Stock S, Norman J. Preterm and term labor in multiple pregnancies. Semin Fetal Neonatal Med. 2010. https://doi.org/10.1016/j.siny.2010.06.006.
Murray SR, et al. Spontaneous preterm birth prevention in multiple pregnancy. Obstet Gynaecol. 2018;20(1):57.
Madan J, et al. Maternal obesity, gestational hypertension, and preterm delivery. J Matern Fetal Neonatal Med. 2010;23(1):82–8.
Razak A, et al. Pregnancy-induced hypertension and neonatal outcomes: a systematic review and meta-analysis. J Perinatol. 2018;38(1):46–53.
Xiong X, et al. Anemia during pregnancy and birth outcome: a meta-analysis. Am J Perinatol. 2000;17(03):137–46.
Rahmati S, et al. The relationship between maternal anemia during pregnancy with preterm birth: a systematic review and meta-analysis. J Matern Fetal Neonatal Med. 2020;33(15):2679–89.
We thank Haramaya University for providing financial support.
Ethics approval and consent to participate
Consent for publication
The authors declared that have no competing interests.

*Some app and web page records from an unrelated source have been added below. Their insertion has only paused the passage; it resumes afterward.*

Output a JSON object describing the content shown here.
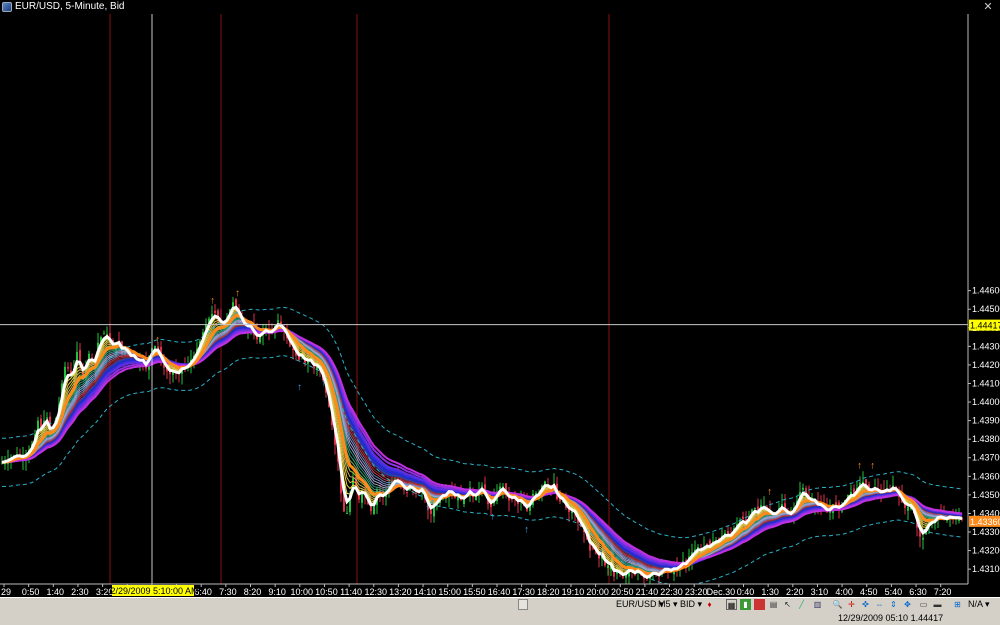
{
  "window": {
    "title": "EUR/USD, 5-Minute, Bid",
    "close_icon": "close-icon"
  },
  "colors": {
    "background": "#000000",
    "up_candle": "#22c33a",
    "down_candle": "#e0304a",
    "crosshair": "#c8c8c8",
    "day_separator": "#8a1010",
    "ma_fast": "#ffffff",
    "ma_slow": "#ff8a1a",
    "envelope": "#2ab0c8",
    "current_price_bg": "#ff8a1a",
    "crosshair_price_bg": "#ffff00"
  },
  "chart_data": {
    "type": "candlestick",
    "symbol": "EUR/USD",
    "timeframe": "5-Minute",
    "side": "Bid",
    "ylim": [
      1.4302,
      1.4609
    ],
    "y_ticks": [
      "1.44600",
      "1.44500",
      "1.44400",
      "1.44300",
      "1.44200",
      "1.44100",
      "1.44000",
      "1.43900",
      "1.43800",
      "1.43700",
      "1.43600",
      "1.43500",
      "1.43400",
      "1.43300",
      "1.43200",
      "1.43100"
    ],
    "x_ticks": [
      "29",
      "0:50",
      "1:40",
      "2:30",
      "3:20",
      "4:10",
      "5:00",
      "5:50",
      "6:40",
      "7:30",
      "8:20",
      "9:10",
      "10:00",
      "10:50",
      "11:40",
      "12:30",
      "13:20",
      "14:10",
      "15:00",
      "15:50",
      "16:40",
      "17:30",
      "18:20",
      "19:10",
      "20:00",
      "20:50",
      "21:40",
      "22:30",
      "23:20",
      "Dec.30",
      "0:40",
      "1:30",
      "2:20",
      "3:10",
      "4:00",
      "4:50",
      "5:40",
      "6:30",
      "7:20"
    ],
    "crosshair": {
      "time_label": "12/29/2009 5:10:00 AM",
      "price_label": "1.44417",
      "price": 1.44417
    },
    "current_price": {
      "label": "1.43360",
      "price": 1.4336
    },
    "path": [
      [
        0,
        1.4367
      ],
      [
        8,
        1.4369
      ],
      [
        16,
        1.4372
      ],
      [
        24,
        1.437
      ],
      [
        30,
        1.4375
      ],
      [
        34,
        1.438
      ],
      [
        38,
        1.439
      ],
      [
        42,
        1.4385
      ],
      [
        46,
        1.4395
      ],
      [
        50,
        1.4382
      ],
      [
        54,
        1.4388
      ],
      [
        58,
        1.4395
      ],
      [
        62,
        1.441
      ],
      [
        66,
        1.4422
      ],
      [
        70,
        1.4414
      ],
      [
        74,
        1.4418
      ],
      [
        78,
        1.443
      ],
      [
        82,
        1.4412
      ],
      [
        86,
        1.442
      ],
      [
        90,
        1.4428
      ],
      [
        94,
        1.4418
      ],
      [
        98,
        1.4432
      ],
      [
        102,
        1.4436
      ],
      [
        106,
        1.4438
      ],
      [
        110,
        1.4432
      ],
      [
        114,
        1.4428
      ],
      [
        118,
        1.4435
      ],
      [
        122,
        1.4426
      ],
      [
        126,
        1.443
      ],
      [
        130,
        1.4422
      ],
      [
        134,
        1.4425
      ],
      [
        138,
        1.442
      ],
      [
        142,
        1.4424
      ],
      [
        146,
        1.4418
      ],
      [
        150,
        1.4427
      ],
      [
        154,
        1.4431
      ],
      [
        158,
        1.4428
      ],
      [
        162,
        1.442
      ],
      [
        166,
        1.4417
      ],
      [
        170,
        1.4415
      ],
      [
        174,
        1.4417
      ],
      [
        178,
        1.4414
      ],
      [
        182,
        1.442
      ],
      [
        186,
        1.4418
      ],
      [
        190,
        1.4422
      ],
      [
        194,
        1.4425
      ],
      [
        198,
        1.443
      ],
      [
        202,
        1.4436
      ],
      [
        206,
        1.4442
      ],
      [
        210,
        1.4446
      ],
      [
        214,
        1.4449
      ],
      [
        218,
        1.4445
      ],
      [
        222,
        1.444
      ],
      [
        226,
        1.4444
      ],
      [
        230,
        1.445
      ],
      [
        234,
        1.4455
      ],
      [
        238,
        1.4448
      ],
      [
        242,
        1.4442
      ],
      [
        246,
        1.4438
      ],
      [
        250,
        1.4442
      ],
      [
        254,
        1.4436
      ],
      [
        258,
        1.4433
      ],
      [
        262,
        1.4438
      ],
      [
        266,
        1.444
      ],
      [
        270,
        1.4436
      ],
      [
        274,
        1.444
      ],
      [
        278,
        1.4444
      ],
      [
        282,
        1.444
      ],
      [
        286,
        1.4436
      ],
      [
        290,
        1.443
      ],
      [
        294,
        1.4428
      ],
      [
        298,
        1.4422
      ],
      [
        302,
        1.4425
      ],
      [
        306,
        1.442
      ],
      [
        310,
        1.4424
      ],
      [
        314,
        1.4418
      ],
      [
        318,
        1.442
      ],
      [
        322,
        1.4414
      ],
      [
        326,
        1.4405
      ],
      [
        330,
        1.4395
      ],
      [
        334,
        1.438
      ],
      [
        338,
        1.4368
      ],
      [
        342,
        1.4345
      ],
      [
        346,
        1.4337
      ],
      [
        350,
        1.435
      ],
      [
        354,
        1.4362
      ],
      [
        358,
        1.4346
      ],
      [
        362,
        1.4352
      ],
      [
        366,
        1.435
      ],
      [
        370,
        1.434
      ],
      [
        374,
        1.4345
      ],
      [
        378,
        1.4355
      ],
      [
        382,
        1.4348
      ],
      [
        386,
        1.4352
      ],
      [
        390,
        1.4355
      ],
      [
        394,
        1.436
      ],
      [
        398,
        1.4358
      ],
      [
        402,
        1.4355
      ],
      [
        406,
        1.435
      ],
      [
        410,
        1.4356
      ],
      [
        414,
        1.4352
      ],
      [
        418,
        1.435
      ],
      [
        422,
        1.4354
      ],
      [
        426,
        1.4346
      ],
      [
        430,
        1.4338
      ],
      [
        434,
        1.4345
      ],
      [
        438,
        1.4348
      ],
      [
        442,
        1.4352
      ],
      [
        446,
        1.435
      ],
      [
        450,
        1.4355
      ],
      [
        454,
        1.4348
      ],
      [
        458,
        1.435
      ],
      [
        462,
        1.4346
      ],
      [
        466,
        1.435
      ],
      [
        470,
        1.4354
      ],
      [
        474,
        1.4347
      ],
      [
        478,
        1.4352
      ],
      [
        482,
        1.4355
      ],
      [
        486,
        1.4348
      ],
      [
        490,
        1.4342
      ],
      [
        494,
        1.4348
      ],
      [
        498,
        1.4353
      ],
      [
        502,
        1.4356
      ],
      [
        506,
        1.435
      ],
      [
        510,
        1.4346
      ],
      [
        514,
        1.435
      ],
      [
        518,
        1.4345
      ],
      [
        522,
        1.4348
      ],
      [
        526,
        1.434
      ],
      [
        530,
        1.4346
      ],
      [
        534,
        1.4352
      ],
      [
        538,
        1.435
      ],
      [
        542,
        1.4355
      ],
      [
        546,
        1.4358
      ],
      [
        550,
        1.4352
      ],
      [
        554,
        1.4356
      ],
      [
        558,
        1.4345
      ],
      [
        562,
        1.4348
      ],
      [
        566,
        1.4343
      ],
      [
        570,
        1.434
      ],
      [
        574,
        1.4342
      ],
      [
        578,
        1.4335
      ],
      [
        582,
        1.4332
      ],
      [
        586,
        1.4328
      ],
      [
        590,
        1.432
      ],
      [
        594,
        1.4322
      ],
      [
        598,
        1.4315
      ],
      [
        602,
        1.4318
      ],
      [
        606,
        1.431
      ],
      [
        610,
        1.4314
      ],
      [
        614,
        1.4306
      ],
      [
        618,
        1.431
      ],
      [
        622,
        1.4305
      ],
      [
        626,
        1.4308
      ],
      [
        630,
        1.4312
      ],
      [
        634,
        1.4306
      ],
      [
        638,
        1.431
      ],
      [
        642,
        1.4306
      ],
      [
        646,
        1.4304
      ],
      [
        650,
        1.4307
      ],
      [
        654,
        1.431
      ],
      [
        658,
        1.4305
      ],
      [
        662,
        1.431
      ],
      [
        666,
        1.4312
      ],
      [
        670,
        1.4308
      ],
      [
        674,
        1.4311
      ],
      [
        678,
        1.431
      ],
      [
        682,
        1.4315
      ],
      [
        686,
        1.4313
      ],
      [
        690,
        1.4318
      ],
      [
        694,
        1.432
      ],
      [
        698,
        1.4322
      ],
      [
        702,
        1.432
      ],
      [
        706,
        1.4324
      ],
      [
        710,
        1.4322
      ],
      [
        714,
        1.4326
      ],
      [
        718,
        1.4325
      ],
      [
        722,
        1.4328
      ],
      [
        726,
        1.433
      ],
      [
        730,
        1.4327
      ],
      [
        734,
        1.4332
      ],
      [
        738,
        1.4335
      ],
      [
        742,
        1.4338
      ],
      [
        746,
        1.4334
      ],
      [
        750,
        1.434
      ],
      [
        754,
        1.4344
      ],
      [
        758,
        1.434
      ],
      [
        762,
        1.4346
      ],
      [
        766,
        1.4342
      ],
      [
        770,
        1.434
      ],
      [
        774,
        1.4338
      ],
      [
        778,
        1.4342
      ],
      [
        782,
        1.4345
      ],
      [
        786,
        1.434
      ],
      [
        790,
        1.4338
      ],
      [
        794,
        1.4343
      ],
      [
        798,
        1.4348
      ],
      [
        802,
        1.4355
      ],
      [
        806,
        1.435
      ],
      [
        810,
        1.4345
      ],
      [
        814,
        1.4348
      ],
      [
        818,
        1.4343
      ],
      [
        822,
        1.4345
      ],
      [
        826,
        1.434
      ],
      [
        830,
        1.4342
      ],
      [
        834,
        1.4346
      ],
      [
        838,
        1.4342
      ],
      [
        842,
        1.4345
      ],
      [
        846,
        1.4348
      ],
      [
        850,
        1.4352
      ],
      [
        854,
        1.435
      ],
      [
        858,
        1.4355
      ],
      [
        862,
        1.4358
      ],
      [
        866,
        1.4354
      ],
      [
        870,
        1.435
      ],
      [
        874,
        1.4355
      ],
      [
        878,
        1.4352
      ],
      [
        882,
        1.435
      ],
      [
        886,
        1.4354
      ],
      [
        890,
        1.4352
      ],
      [
        894,
        1.4356
      ],
      [
        898,
        1.435
      ],
      [
        902,
        1.4346
      ],
      [
        906,
        1.4342
      ],
      [
        910,
        1.4345
      ],
      [
        914,
        1.434
      ],
      [
        918,
        1.433
      ],
      [
        922,
        1.4325
      ],
      [
        926,
        1.4332
      ],
      [
        930,
        1.4338
      ],
      [
        934,
        1.4335
      ],
      [
        938,
        1.434
      ],
      [
        942,
        1.4338
      ],
      [
        946,
        1.4336
      ],
      [
        950,
        1.4339
      ],
      [
        954,
        1.4337
      ],
      [
        958,
        1.4338
      ],
      [
        964,
        1.4336
      ]
    ]
  },
  "toolbar": {
    "symbol_select": "EUR/USD",
    "timeframe_select": "M5",
    "side_select": "BID",
    "zoom_select": "N/A"
  },
  "status": {
    "text": "12/29/2009 05:10  1.44417"
  }
}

Springer Nature remains neutral with regard to jurisdictional claims in published maps and institutional affiliations.
Preferred Reporting Items for Systematic Reviews and Meta-Analyses: The PRISMA Statement Checklist.
Quality of assessment using AMSTAR-2
Umbrella review about the association between anemia and preterm birth in Ethiopia, 2023. Figure S2. Umbrella review about the association between premature rupture of membrane and preterm birth in Ethiopia, 2023. Figure S3. Umbrella review about the association between rural residency and preterm birth in Ethiopia, 2023.
About this article
Cite this article
Eyeberu, A., Alemu, A., Debella, A. et al. Is intimate partner violence and obstetrics characteristics of pregnant women associated with preterm birth in Ethiopia? Umbrella review on preterm birth. Reprod Health 20, 168 (2023). https://doi.org/10.1186/s12978-023-01716-7